* WORK TO BE COMPLETED:
When a picture appears among the records, leave it out, and copy all else exactly.

* RECORDS SUPPLIED:
+ + + + + + +

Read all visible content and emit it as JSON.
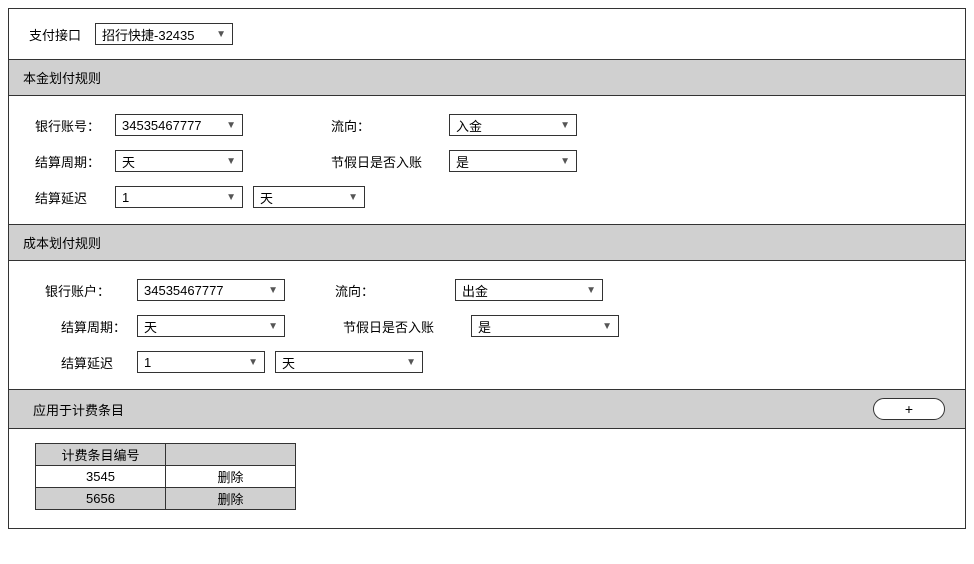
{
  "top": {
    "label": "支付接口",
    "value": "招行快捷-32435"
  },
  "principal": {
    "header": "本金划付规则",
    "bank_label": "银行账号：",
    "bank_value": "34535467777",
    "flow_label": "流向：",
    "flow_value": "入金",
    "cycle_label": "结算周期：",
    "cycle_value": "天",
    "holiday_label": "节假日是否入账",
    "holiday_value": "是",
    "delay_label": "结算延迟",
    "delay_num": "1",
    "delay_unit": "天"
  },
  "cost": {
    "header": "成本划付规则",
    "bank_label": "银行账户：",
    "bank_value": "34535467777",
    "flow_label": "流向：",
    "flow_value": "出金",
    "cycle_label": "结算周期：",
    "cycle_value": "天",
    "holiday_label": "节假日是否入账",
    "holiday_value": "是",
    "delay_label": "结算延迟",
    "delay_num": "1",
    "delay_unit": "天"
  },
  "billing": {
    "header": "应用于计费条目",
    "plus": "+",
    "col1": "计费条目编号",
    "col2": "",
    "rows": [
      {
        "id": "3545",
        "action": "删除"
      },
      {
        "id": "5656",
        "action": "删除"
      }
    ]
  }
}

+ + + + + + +

* TASK OUTPUT:
Read all visible content and emit it as JSON.
{
  "top": {
    "label": "支付接口",
    "value": "招行快捷-32435"
  },
  "principal": {
    "header": "本金划付规则",
    "bank_label": "银行账号：",
    "bank_value": "34535467777",
    "flow_label": "流向：",
    "flow_value": "入金",
    "cycle_label": "结算周期：",
    "cycle_value": "天",
    "holiday_label": "节假日是否入账",
    "holiday_value": "是",
    "delay_label": "结算延迟",
    "delay_num": "1",
    "delay_unit": "天"
  },
  "cost": {
    "header": "成本划付规则",
    "bank_label": "银行账户：",
    "bank_value": "34535467777",
    "flow_label": "流向：",
    "flow_value": "出金",
    "cycle_label": "结算周期：",
    "cycle_value": "天",
    "holiday_label": "节假日是否入账",
    "holiday_value": "是",
    "delay_label": "结算延迟",
    "delay_num": "1",
    "delay_unit": "天"
  },
  "billing": {
    "header": "应用于计费条目",
    "plus": "+",
    "col1": "计费条目编号",
    "col2": "",
    "rows": [
      {
        "id": "3545",
        "action": "删除"
      },
      {
        "id": "5656",
        "action": "删除"
      }
    ]
  }
}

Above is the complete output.